The VIMOS VLT Deep Survey⋆
The different assembly history of passive and star-forming LB ≳ LBB galaxies in the group environment at z < 1
1 Aix Marseille Université, CNRS, LAM
(Laboratoire d’Astrophysique de Marseille) UMR 7326, 13388 Marseille, France
2 Centro de Estudios de Física del Cosmos de Aragón, Plaza San Juan 1, planta 2, 44001 Teruel, Spain
3 INAF-Osservatorio Astronomico di Bologna, via Ranzani 1, 40127 Bologna, Italy
4 Institut de Recherche en Astrophysique et Planétologie (IRAP), CNRS, 14 avenue Édouard Belin, 31400 Toulouse, France
5 IRAP, Université de Toulouse, UPS-OMP, 31400 Toulouse, France
Accepted: 15 August 2013
Aims. Understanding the role of environment in galaxy evolution is an important but still open issue. In the present work we study the close environment of red and blue LB ≳ LB* galaxies hosted by VVDS-Deep groups.
Methods. We use the VIMOS VLT Deep Survey to study the close environment of galaxies in groups at 0.2 ≤ z < 0.95. Close neighbours of LB ≳ LB* galaxies (MBe = MB + 1.1z ≤ -20) are identified with MBe ≤ −18.25 and within a relative distance 5 h-1 kpc ≤ rp ≤ 100 h-1 kpc and relative velocity Δv ≤ 500 km s-1. The richness 𝒩 of a group is defined as the number of MBe ≤ −18.25 galaxies belonging to that group. We split our principal sample into red, passive galaxies with NUV − r ≥ 4.25 and blue, star-forming galaxies with NUV − r < 4.25. We study how the number of close neighbours per LB ≳ LB* galaxy depends on 𝒩, colour, and redshift.
Results. Blue galaxies with a close neighbour are primarily located in poor groups, while the red ones are in rich groups. The number of close neighbours per red galaxy increases with 𝒩, ‾nred ∝ 0.11𝒩, while that of blue galaxies does not depend on 𝒩 and is roughly constant. In addition, these trends are found to be independent of redshift, and only the average ‾nblue evolves, decreasing with cosmic time.
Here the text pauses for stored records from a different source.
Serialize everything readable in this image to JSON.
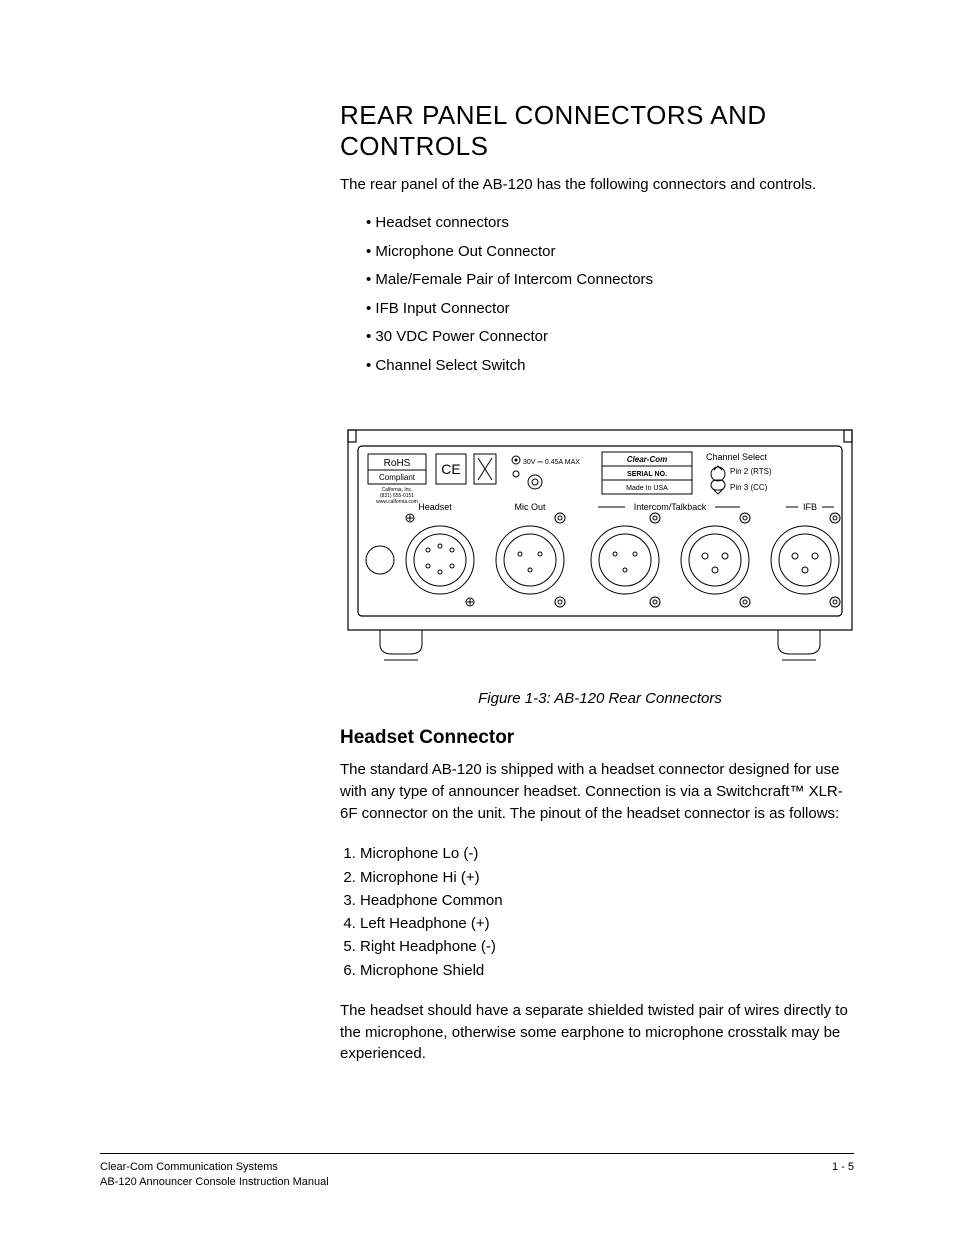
{
  "heading": "REAR PANEL CONNECTORS AND CONTROLS",
  "intro": "The rear panel of the AB-120 has the following connectors and controls.",
  "bullets": [
    "Headset connectors",
    "Microphone Out Connector",
    "Male/Female Pair of Intercom Connectors",
    "IFB Input Connector",
    "30 VDC Power Connector",
    "Channel Select Switch"
  ],
  "figure": {
    "caption": "Figure 1-3: AB-120 Rear Connectors",
    "labels": {
      "rohs_top": "RoHS",
      "rohs_bottom": "Compliant",
      "rohs_sub1": "Calfornia, Inc.",
      "rohs_sub2": "(831) 655-0151",
      "rohs_sub3": "www.calfornia.com",
      "ce": "CE",
      "power_spec": "30V ⎓ 0.45A MAX",
      "brand": "Clear-Com",
      "serial": "SERIAL NO.",
      "made_in": "Made In USA",
      "channel_select": "Channel Select",
      "pin2": "Pin 2 (RTS)",
      "pin3": "Pin 3 (CC)",
      "headset": "Headset",
      "mic_out": "Mic Out",
      "intercom": "Intercom/Talkback",
      "ifb": "IFB"
    }
  },
  "section1": {
    "title": "Headset Connector",
    "p1": "The standard AB-120 is shipped with a headset connector designed for use with any type of announcer headset.  Connection is via a Switchcraft™ XLR-6F connector on the unit. The pinout of the headset connector is as follows:",
    "pinout": [
      "Microphone Lo (-)",
      "Microphone Hi (+)",
      "Headphone Common",
      "Left Headphone (+)",
      "Right Headphone (-)",
      "Microphone Shield"
    ],
    "p2": "The headset should have a separate shielded twisted pair of wires directly to the microphone, otherwise some earphone to microphone crosstalk may be experienced."
  },
  "footer": {
    "line1": "Clear-Com Communication Systems",
    "line2": "AB-120 Announcer Console Instruction Manual",
    "page": "1 - 5"
  }
}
Conclusions. Our results support the following assembly history of LB ≳ LB* galaxies in the group environment: red, massive (M⋆ ~ 1010.8 M⊙) galaxies were formed in/accreted by the dark matter halo of the group at early times (z ≳ 1), therefore their number of neighbours provides a fossil record of the stellar mass assembly of groups, traced by their richness 𝒩. On the other hand, blue, less massive (M⋆ ~ 1010.2 M⊙) galaxies have recently been accreted by the group potential and are still in their parent dark matter halo, having the same number of neighbours irrespective of 𝒩. As time goes by, these blue galaxies settle in the group potential and turn red and/or fainter, thus becoming satellite galaxies in the group. With a toy quenching model, we estimate an infall rate of field galaxies into the group environment of ℜinfall = 0.9−1.5 × 10-4 Mpc-3 Gyr-1 at z ~ 0.7.
Key words: galaxies: groups: general / galaxies: evolution
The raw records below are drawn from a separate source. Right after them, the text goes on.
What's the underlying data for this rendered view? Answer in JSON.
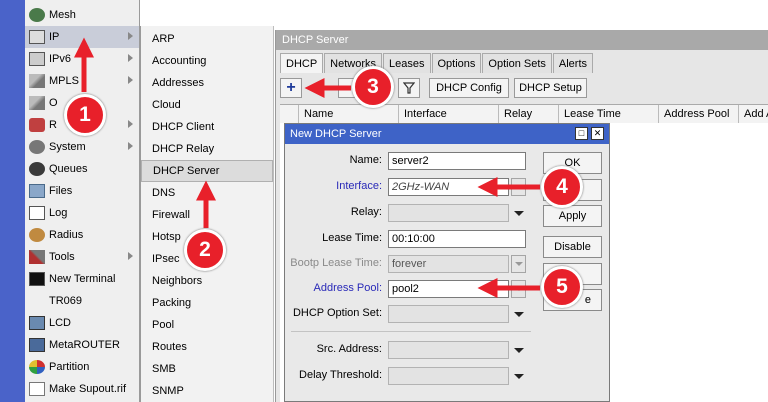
{
  "main_menu": {
    "items": [
      {
        "label": "Mesh",
        "icon": "mesh-icon"
      },
      {
        "label": "IP",
        "icon": "ip-icon",
        "submenu": true,
        "selected": true
      },
      {
        "label": "IPv6",
        "icon": "ipv6-icon",
        "submenu": true
      },
      {
        "label": "MPLS",
        "icon": "mpls-icon",
        "submenu": true
      },
      {
        "label": "O",
        "icon": "ospf-icon"
      },
      {
        "label": "R",
        "icon": "routing-icon",
        "submenu": true
      },
      {
        "label": "System",
        "icon": "gear-icon",
        "submenu": true
      },
      {
        "label": "Queues",
        "icon": "queues-icon"
      },
      {
        "label": "Files",
        "icon": "folder-icon"
      },
      {
        "label": "Log",
        "icon": "log-icon"
      },
      {
        "label": "Radius",
        "icon": "radius-icon"
      },
      {
        "label": "Tools",
        "icon": "tools-icon",
        "submenu": true
      },
      {
        "label": "New Terminal",
        "icon": "terminal-icon"
      },
      {
        "label": "TR069",
        "icon": ""
      },
      {
        "label": "LCD",
        "icon": "lcd-icon"
      },
      {
        "label": "MetaROUTER",
        "icon": "metarouter-icon"
      },
      {
        "label": "Partition",
        "icon": "partition-icon"
      },
      {
        "label": "Make Supout.rif",
        "icon": "supout-icon"
      }
    ]
  },
  "sub_menu": {
    "items": [
      "ARP",
      "Accounting",
      "Addresses",
      "Cloud",
      "DHCP Client",
      "DHCP Relay",
      "DHCP Server",
      "DNS",
      "Firewall",
      "Hotsp",
      "IPsec",
      "Neighbors",
      "Packing",
      "Pool",
      "Routes",
      "SMB",
      "SNMP"
    ],
    "selected_index": 6
  },
  "dhcp_window": {
    "title": "DHCP Server",
    "tabs": [
      "DHCP",
      "Networks",
      "Leases",
      "Options",
      "Option Sets",
      "Alerts"
    ],
    "active_tab": 0,
    "toolbar": {
      "add": "+",
      "dhcp_config": "DHCP Config",
      "dhcp_setup": "DHCP Setup",
      "filter": "filter-icon"
    },
    "columns": [
      "Name",
      "Interface",
      "Relay",
      "Lease Time",
      "Address Pool",
      "Add A"
    ]
  },
  "dialog": {
    "title": "New DHCP Server",
    "fields": {
      "name": {
        "label": "Name:",
        "value": "server2"
      },
      "interface": {
        "label": "Interface:",
        "value": "2GHz-WAN"
      },
      "relay": {
        "label": "Relay:",
        "value": ""
      },
      "lease_time": {
        "label": "Lease Time:",
        "value": "00:10:00"
      },
      "bootp_lease_time": {
        "label": "Bootp Lease Time:",
        "value": "forever"
      },
      "address_pool": {
        "label": "Address Pool:",
        "value": "pool2"
      },
      "dhcp_option_set": {
        "label": "DHCP Option Set:",
        "value": ""
      },
      "src_address": {
        "label": "Src. Address:",
        "value": ""
      },
      "delay_threshold": {
        "label": "Delay Threshold:",
        "value": ""
      }
    },
    "buttons": {
      "ok": "OK",
      "cancel": "",
      "apply": "Apply",
      "disable": "Disable",
      "copy": "",
      "remove": "e"
    }
  },
  "callouts": [
    "1",
    "2",
    "3",
    "4",
    "5"
  ],
  "colors": {
    "callout": "#e8202a",
    "sidebar": "#4a63c9",
    "dialog_title": "#3e63c7"
  }
}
Based on data obtained with the European Southern Observatory Very Large Telescope, Paranal, Chile, under Large Programmes 070.A-9007 and 177.A-0837. Based on observations obtained with MegaPrime/MegaCam, a joint project of CFHT and CEA/DAPNIA, at the Canada-France-Hawaii Telescope (CFHT) which is operated by the National Research Council (NRC) of Canada, the Institut National des Sciences de l’Univers of the Centre National de la Recherche Scientifique (CNRS) of France, and the University of Hawaii. This work is based in part on data products produced at TERAPIX and the Canadian Astronomy Data Centre as part of the Canada-France-Hawaii Telescope Legacy Survey, a collaborative project of NRC and CNRS.
© ESO, 2013